This morning, the power went out at 1 a.m. I know because the silence woke me up. It was silent inside the house, but very noisy outside the house. More on this later. My husband and I like to sleep in a wind tunnel-like atmosphere with a small portable fan on his side of the bed and then the overhead fan doing 90 mph just as an extra precaution. Not for the air flow so much as for the noise. When it’s completely quiet, I can hear ringing in my ears. I’m not sure why that is, but I would never go to the doctor for it anyway, so it doesn’t really matter.
The power went out because there was a thunderstorm raging outside. It was quite toasty in the house with no electrically-powered a/c to cool things down, and there was no sleeping with great crashes of thunder and flashes of lightning without all of our fannage to muffle the noise. Sleep eludes one in a hot and uncomfortably noisy atmosphere, I have found.
Justin and I both were awake, waiting for a child or three to show up needing comfort. Instead we got the dog (already not my favorite member of the household – see yesterday’s post). She went to Justin’s side of the bed first, and I heard him take her jangly collar off. Then she came around to my side and I could feel her chin on the covers as she stared at me intently. I pretended not to notice, but the motion of her wagging tail was coming through her body into her jaw resting on the bed and making the mattress sway slightly. Hard to ignore.
I got the extra blanket off the foot of the bed and spread it out on the floor for her. She promptly circled and got into the doggy equivalent of the comfy position, all curled up with her nose on her hind legs.

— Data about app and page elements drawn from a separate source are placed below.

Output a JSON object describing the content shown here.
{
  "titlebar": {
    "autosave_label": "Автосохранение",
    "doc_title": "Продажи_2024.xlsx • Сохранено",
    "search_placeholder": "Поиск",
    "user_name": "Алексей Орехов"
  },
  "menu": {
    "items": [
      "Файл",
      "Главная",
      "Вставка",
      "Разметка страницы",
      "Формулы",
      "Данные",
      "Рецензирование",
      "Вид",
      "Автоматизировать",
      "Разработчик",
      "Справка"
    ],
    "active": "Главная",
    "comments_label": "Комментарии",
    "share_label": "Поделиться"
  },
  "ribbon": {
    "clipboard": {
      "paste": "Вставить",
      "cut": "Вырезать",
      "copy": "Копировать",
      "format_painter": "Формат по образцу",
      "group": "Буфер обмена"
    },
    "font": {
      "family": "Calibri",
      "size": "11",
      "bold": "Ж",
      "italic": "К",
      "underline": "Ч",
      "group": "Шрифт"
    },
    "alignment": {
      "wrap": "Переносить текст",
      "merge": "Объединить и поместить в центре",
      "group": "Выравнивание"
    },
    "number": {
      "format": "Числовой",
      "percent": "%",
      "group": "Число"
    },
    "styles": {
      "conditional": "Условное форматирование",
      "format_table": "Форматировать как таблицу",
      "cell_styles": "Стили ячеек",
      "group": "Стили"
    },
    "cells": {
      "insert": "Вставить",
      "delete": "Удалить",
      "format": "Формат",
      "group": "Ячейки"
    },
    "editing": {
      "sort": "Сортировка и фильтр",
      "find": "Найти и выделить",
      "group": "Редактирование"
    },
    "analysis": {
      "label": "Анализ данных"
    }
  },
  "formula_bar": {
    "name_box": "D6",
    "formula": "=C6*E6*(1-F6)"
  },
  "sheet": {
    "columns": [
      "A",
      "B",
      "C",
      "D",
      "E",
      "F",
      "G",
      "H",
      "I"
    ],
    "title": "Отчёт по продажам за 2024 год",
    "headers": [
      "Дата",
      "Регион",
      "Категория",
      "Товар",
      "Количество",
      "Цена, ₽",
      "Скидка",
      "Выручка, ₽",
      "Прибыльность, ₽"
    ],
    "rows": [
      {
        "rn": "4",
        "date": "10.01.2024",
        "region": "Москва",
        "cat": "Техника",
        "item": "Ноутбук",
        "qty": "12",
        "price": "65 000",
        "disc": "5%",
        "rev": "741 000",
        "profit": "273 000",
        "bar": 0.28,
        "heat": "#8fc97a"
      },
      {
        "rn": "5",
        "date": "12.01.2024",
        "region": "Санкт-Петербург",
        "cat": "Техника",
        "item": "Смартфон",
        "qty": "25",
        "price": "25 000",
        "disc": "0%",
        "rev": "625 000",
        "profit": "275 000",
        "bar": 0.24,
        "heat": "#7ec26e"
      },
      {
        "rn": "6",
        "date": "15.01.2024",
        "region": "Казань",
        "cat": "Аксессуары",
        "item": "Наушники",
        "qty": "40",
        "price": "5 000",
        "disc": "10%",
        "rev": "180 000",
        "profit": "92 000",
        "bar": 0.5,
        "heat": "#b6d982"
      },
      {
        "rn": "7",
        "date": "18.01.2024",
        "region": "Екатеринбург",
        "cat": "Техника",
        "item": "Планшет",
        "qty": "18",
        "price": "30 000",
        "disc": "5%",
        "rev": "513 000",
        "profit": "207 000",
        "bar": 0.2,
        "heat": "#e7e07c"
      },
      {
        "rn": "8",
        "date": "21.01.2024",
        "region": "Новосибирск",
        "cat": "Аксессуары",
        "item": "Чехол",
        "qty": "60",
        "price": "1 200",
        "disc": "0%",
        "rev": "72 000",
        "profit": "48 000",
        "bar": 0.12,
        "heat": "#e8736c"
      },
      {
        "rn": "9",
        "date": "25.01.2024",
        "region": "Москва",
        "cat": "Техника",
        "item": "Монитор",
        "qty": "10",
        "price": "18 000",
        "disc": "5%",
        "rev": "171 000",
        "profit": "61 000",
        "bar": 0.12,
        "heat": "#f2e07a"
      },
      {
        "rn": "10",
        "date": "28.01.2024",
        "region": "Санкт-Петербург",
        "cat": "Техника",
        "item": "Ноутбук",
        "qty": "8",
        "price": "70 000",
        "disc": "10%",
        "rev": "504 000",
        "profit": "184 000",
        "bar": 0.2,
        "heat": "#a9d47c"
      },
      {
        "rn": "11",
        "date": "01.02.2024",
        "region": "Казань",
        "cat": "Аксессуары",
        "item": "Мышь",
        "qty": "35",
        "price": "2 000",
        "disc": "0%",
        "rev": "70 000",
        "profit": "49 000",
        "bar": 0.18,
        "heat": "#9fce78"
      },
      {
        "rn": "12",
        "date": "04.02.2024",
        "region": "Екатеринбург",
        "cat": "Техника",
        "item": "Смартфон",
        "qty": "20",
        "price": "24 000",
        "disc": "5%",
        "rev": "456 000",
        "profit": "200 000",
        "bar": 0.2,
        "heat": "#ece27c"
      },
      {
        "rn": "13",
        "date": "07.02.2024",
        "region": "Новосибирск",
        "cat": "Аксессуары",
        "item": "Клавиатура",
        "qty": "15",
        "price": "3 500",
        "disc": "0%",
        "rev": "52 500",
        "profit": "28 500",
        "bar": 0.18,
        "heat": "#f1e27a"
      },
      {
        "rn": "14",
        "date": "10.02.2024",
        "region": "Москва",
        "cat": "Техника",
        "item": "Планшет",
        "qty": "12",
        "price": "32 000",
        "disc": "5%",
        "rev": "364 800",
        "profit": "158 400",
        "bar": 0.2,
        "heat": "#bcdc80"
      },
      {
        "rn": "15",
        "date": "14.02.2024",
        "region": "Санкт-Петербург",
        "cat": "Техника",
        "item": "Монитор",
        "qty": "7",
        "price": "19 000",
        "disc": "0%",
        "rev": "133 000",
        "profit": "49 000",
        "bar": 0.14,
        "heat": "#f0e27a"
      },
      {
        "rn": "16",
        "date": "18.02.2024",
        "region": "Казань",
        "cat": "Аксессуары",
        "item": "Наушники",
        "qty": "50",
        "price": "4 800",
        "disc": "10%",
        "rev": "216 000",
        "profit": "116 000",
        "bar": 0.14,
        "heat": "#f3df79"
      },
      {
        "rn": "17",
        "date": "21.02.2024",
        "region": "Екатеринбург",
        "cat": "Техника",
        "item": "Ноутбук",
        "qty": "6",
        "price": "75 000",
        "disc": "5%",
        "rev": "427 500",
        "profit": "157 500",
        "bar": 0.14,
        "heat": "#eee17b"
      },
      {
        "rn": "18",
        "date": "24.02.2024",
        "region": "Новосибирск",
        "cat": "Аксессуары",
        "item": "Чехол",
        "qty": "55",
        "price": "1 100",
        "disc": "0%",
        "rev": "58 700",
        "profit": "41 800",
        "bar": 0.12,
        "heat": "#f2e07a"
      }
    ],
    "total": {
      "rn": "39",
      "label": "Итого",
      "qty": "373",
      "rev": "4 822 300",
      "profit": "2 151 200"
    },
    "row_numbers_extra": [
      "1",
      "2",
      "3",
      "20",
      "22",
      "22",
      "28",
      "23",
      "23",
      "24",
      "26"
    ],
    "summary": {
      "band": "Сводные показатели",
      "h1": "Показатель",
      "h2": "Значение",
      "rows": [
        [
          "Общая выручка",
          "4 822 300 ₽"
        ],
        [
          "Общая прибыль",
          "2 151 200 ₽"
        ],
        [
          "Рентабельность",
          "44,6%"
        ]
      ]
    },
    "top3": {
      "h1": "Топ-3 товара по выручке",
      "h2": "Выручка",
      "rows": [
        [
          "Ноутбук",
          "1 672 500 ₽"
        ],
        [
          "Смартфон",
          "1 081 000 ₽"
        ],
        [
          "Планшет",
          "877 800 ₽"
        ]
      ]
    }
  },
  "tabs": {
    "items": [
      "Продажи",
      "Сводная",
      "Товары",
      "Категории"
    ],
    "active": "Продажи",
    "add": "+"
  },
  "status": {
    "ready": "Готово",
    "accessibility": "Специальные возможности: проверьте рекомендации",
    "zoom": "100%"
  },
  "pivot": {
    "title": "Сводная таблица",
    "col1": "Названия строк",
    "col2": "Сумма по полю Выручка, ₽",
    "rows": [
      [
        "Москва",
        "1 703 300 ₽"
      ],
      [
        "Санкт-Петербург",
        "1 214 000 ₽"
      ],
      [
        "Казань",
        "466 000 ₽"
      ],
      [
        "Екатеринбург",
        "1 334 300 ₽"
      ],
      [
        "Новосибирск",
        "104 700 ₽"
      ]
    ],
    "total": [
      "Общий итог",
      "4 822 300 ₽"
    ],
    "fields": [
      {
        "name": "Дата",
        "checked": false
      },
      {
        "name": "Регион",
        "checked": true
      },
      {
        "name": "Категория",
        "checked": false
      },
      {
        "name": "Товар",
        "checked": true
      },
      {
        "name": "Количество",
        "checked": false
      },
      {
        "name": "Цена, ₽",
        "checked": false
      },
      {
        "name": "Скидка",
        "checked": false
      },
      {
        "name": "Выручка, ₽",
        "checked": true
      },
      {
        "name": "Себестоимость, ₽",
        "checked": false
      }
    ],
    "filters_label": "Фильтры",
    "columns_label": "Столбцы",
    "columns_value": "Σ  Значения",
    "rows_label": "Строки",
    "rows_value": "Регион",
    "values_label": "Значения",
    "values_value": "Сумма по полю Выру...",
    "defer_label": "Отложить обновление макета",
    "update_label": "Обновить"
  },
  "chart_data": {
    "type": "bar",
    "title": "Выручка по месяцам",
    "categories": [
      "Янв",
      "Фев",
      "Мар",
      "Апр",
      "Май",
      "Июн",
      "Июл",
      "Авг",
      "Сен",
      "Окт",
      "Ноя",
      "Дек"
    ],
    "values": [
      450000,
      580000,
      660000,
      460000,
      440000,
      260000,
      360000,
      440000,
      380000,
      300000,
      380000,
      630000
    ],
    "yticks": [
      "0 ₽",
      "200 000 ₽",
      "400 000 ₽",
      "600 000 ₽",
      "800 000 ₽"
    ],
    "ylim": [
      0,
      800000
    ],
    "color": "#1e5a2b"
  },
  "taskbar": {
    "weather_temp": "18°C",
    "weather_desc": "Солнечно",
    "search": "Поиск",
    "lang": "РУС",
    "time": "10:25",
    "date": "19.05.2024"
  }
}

Jack, who is normally our go-to worrier, never even showed up. We all compared notes in the morning while getting ready for school and all the kids woke up when the power went out, but managed to go back to sleep by themselves. Jack had been up with us until close to 11:00 p.m., stressed out because at the lunch table earlier that day, the girls in his class said that ghosts were real and if you didn’t believe in them, they would come and find you and haunt you until they did. Powerful incentive in Jack’s mind. Justin asked him if he was going to believe a bunch of second grade girls or his parents, and I think he was a little bit on the fence, but ultimately he came around to the parental viewpoint. Still, we had to watch Charles Barkley on the David Letterman Show to distract him from ghostly thoughts. Sir Charles did the trick, and Jack trooped back upstairs to bed. Not even a thunderstorm could bother him.